*Data provided*

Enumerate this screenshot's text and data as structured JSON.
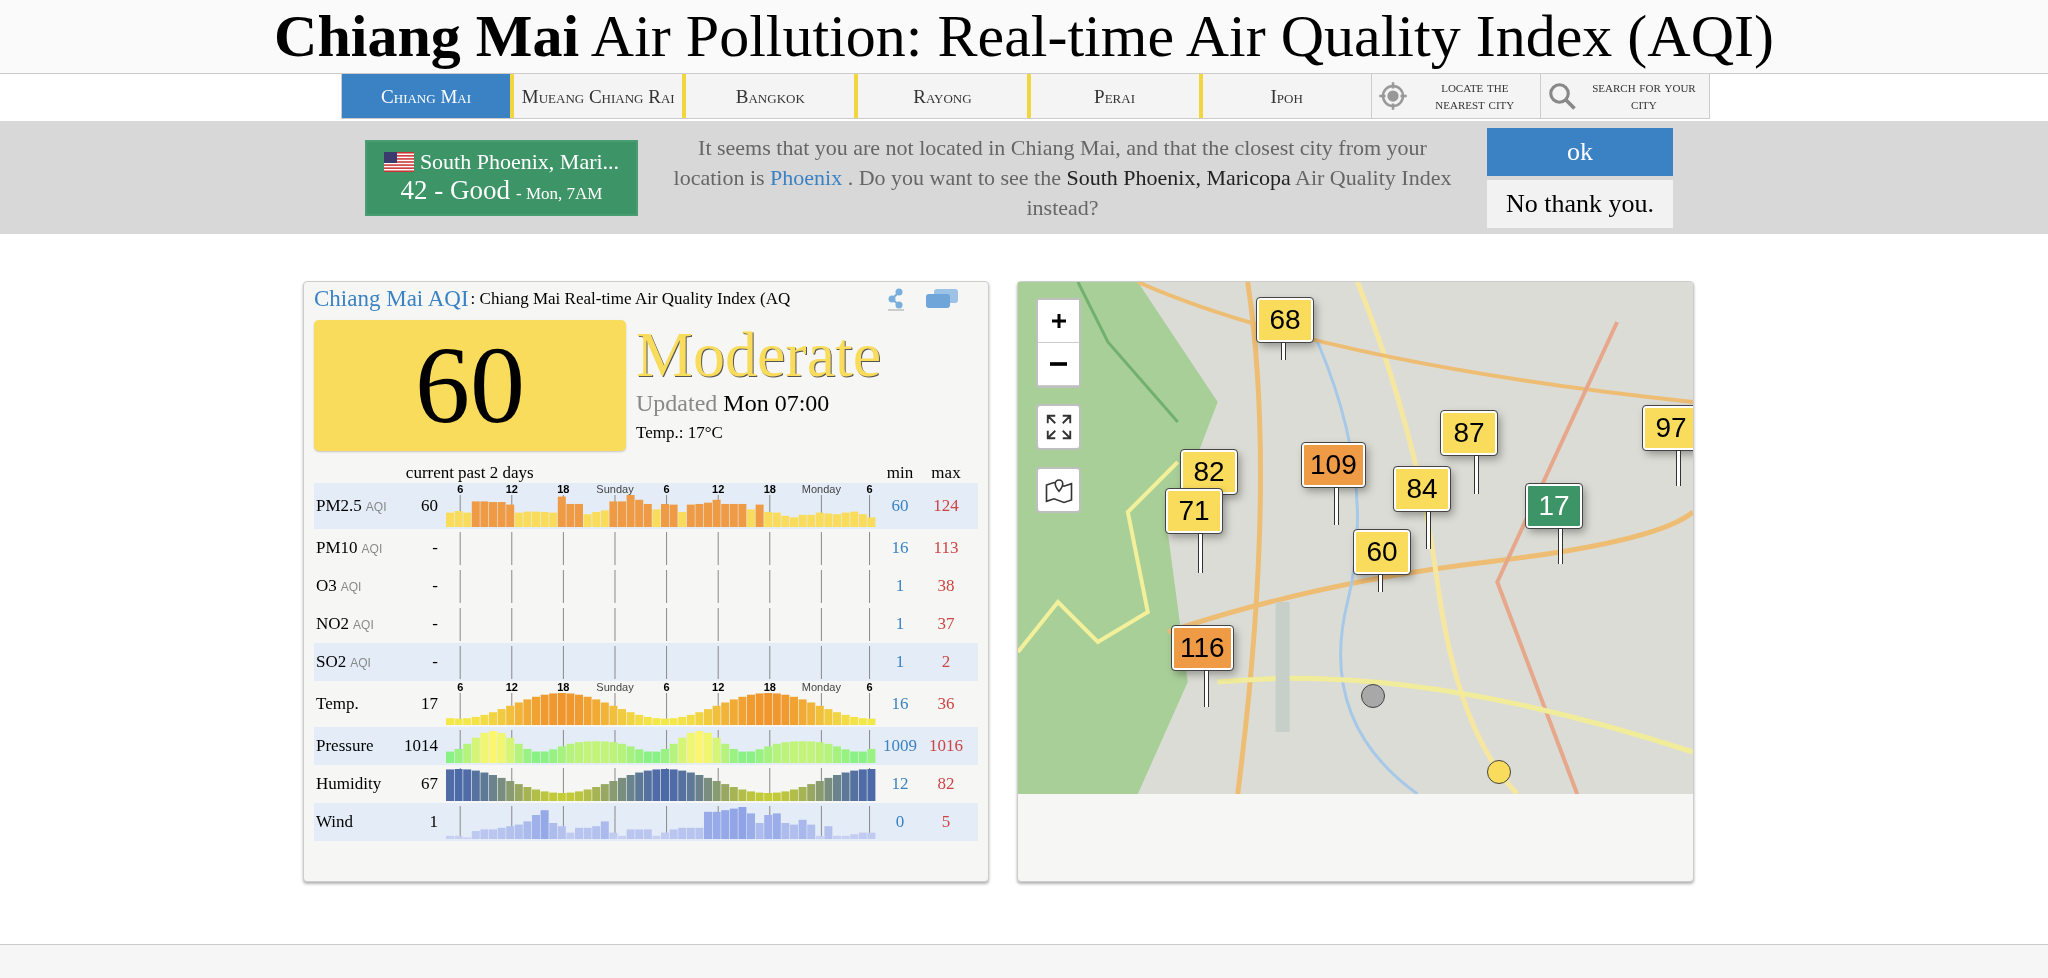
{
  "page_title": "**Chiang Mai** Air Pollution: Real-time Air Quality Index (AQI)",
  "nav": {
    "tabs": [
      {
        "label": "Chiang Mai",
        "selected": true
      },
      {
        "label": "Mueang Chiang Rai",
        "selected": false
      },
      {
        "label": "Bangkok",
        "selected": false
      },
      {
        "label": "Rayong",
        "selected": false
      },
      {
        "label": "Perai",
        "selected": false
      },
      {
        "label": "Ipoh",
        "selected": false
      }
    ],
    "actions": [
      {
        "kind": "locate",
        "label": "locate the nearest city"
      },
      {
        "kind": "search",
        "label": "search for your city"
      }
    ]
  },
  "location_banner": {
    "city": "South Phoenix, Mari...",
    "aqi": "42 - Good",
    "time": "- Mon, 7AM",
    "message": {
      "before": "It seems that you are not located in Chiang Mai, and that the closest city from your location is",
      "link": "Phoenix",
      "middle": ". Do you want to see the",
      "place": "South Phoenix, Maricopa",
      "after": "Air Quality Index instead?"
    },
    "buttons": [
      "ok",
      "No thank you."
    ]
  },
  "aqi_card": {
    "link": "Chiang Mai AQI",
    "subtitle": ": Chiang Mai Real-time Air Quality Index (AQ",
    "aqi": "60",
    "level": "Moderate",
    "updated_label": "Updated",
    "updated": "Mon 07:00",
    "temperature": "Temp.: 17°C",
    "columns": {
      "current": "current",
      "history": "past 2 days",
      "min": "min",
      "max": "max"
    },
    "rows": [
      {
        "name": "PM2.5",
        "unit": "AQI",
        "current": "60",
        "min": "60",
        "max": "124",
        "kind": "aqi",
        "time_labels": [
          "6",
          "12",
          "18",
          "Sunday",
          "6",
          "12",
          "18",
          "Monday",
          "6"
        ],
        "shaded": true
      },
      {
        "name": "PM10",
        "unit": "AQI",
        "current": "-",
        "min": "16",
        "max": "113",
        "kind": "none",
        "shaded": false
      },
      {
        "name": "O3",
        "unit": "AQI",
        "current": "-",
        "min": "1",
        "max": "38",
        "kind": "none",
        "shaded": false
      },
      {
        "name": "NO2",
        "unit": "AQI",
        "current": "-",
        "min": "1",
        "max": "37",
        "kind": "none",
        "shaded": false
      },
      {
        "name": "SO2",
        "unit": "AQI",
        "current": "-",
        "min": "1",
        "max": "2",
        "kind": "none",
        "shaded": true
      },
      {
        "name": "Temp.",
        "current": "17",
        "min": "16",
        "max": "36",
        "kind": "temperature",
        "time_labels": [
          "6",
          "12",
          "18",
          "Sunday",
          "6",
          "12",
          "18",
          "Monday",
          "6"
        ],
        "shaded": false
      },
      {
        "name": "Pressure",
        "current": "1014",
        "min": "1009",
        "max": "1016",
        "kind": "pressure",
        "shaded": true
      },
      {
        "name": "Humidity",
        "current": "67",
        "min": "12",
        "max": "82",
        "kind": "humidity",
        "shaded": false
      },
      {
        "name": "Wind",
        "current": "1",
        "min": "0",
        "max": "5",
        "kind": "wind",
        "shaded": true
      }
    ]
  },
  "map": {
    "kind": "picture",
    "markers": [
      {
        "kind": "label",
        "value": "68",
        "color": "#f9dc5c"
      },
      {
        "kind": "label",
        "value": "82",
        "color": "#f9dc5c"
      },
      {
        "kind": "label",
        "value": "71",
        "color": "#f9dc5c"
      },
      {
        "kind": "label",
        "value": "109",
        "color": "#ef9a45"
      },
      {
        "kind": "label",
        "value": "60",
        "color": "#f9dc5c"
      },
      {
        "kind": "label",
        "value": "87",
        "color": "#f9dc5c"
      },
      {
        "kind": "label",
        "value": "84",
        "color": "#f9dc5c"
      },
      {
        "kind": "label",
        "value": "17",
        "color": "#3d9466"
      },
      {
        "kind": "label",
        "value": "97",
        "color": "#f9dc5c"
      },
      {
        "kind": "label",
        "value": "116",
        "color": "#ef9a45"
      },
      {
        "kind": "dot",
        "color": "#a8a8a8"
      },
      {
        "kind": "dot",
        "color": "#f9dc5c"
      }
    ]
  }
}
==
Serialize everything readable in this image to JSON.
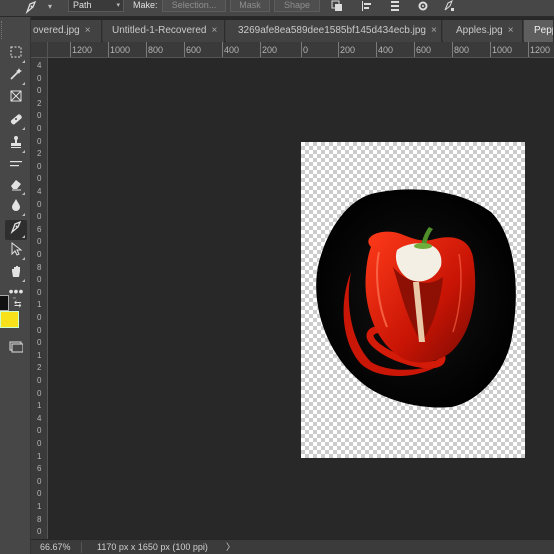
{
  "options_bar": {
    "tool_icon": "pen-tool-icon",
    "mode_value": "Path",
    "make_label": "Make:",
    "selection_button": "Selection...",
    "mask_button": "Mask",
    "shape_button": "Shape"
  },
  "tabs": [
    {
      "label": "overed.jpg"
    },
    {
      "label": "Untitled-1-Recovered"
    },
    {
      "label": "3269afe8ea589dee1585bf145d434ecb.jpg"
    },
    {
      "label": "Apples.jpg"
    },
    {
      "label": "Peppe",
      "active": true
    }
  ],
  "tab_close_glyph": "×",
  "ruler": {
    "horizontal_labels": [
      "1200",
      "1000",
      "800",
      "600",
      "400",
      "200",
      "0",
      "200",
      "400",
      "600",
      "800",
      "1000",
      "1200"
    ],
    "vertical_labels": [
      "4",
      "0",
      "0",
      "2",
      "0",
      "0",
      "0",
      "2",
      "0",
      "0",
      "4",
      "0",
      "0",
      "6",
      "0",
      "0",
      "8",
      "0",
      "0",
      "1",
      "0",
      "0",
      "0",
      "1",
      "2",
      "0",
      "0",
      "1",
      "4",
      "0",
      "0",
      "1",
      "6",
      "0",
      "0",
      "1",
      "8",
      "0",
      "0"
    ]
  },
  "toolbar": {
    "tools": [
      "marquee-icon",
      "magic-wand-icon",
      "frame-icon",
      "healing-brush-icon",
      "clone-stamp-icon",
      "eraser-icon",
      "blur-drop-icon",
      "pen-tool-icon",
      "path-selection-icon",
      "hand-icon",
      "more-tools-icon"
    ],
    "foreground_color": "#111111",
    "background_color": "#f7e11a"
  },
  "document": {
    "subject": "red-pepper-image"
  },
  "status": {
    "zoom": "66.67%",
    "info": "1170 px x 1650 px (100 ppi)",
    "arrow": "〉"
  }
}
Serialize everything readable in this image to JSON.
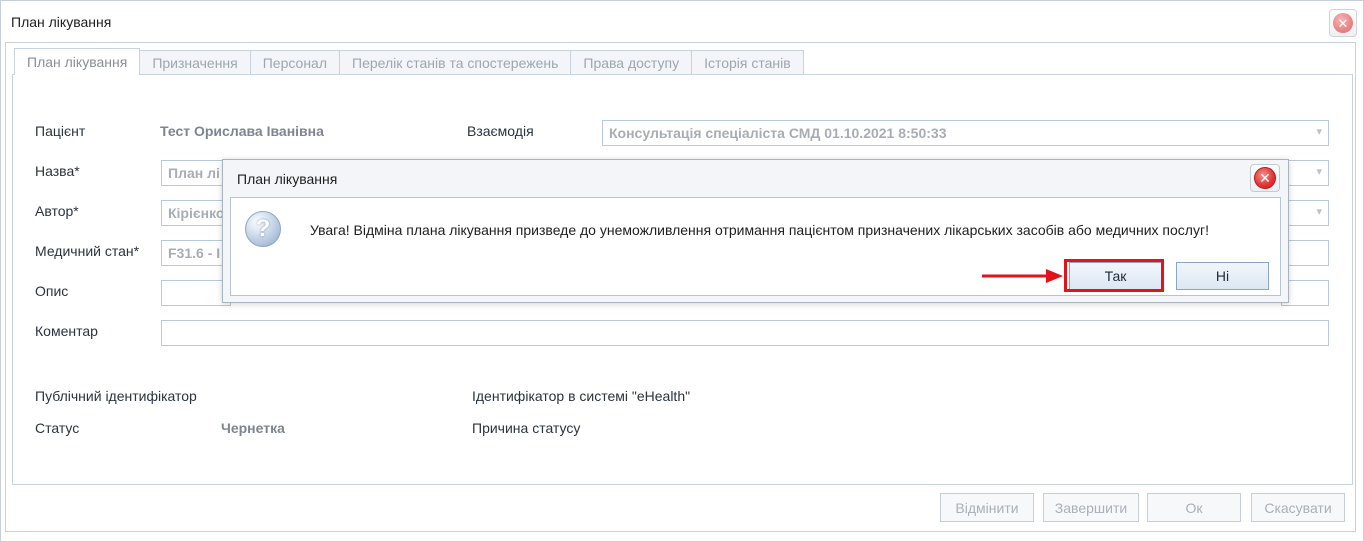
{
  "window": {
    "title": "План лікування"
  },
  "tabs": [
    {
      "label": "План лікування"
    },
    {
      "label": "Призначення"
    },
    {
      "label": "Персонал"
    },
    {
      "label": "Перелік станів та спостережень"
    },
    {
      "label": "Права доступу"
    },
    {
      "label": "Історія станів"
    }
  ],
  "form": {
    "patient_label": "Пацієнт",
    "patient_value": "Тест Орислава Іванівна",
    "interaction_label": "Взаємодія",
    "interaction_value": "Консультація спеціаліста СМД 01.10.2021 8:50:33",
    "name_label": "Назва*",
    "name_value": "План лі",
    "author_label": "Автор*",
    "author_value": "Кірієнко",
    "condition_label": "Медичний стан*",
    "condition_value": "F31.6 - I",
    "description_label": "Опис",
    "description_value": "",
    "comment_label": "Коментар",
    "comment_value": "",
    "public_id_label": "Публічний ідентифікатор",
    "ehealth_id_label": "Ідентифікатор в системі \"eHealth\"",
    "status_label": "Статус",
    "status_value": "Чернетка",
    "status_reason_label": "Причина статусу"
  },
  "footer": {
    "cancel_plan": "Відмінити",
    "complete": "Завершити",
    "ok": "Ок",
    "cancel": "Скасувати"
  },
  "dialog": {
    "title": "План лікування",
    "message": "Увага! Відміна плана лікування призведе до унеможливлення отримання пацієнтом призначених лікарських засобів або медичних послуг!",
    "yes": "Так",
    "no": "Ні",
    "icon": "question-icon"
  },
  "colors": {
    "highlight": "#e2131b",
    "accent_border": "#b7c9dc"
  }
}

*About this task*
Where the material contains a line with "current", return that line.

*Answer space*
      "current": "current",
        "current": "60",
        "current": "-",
        "current": "-",
        "current": "-",
        "current": "-",
        "current": "17",
        "current": "1014",
        "current": "67",
        "current": "1",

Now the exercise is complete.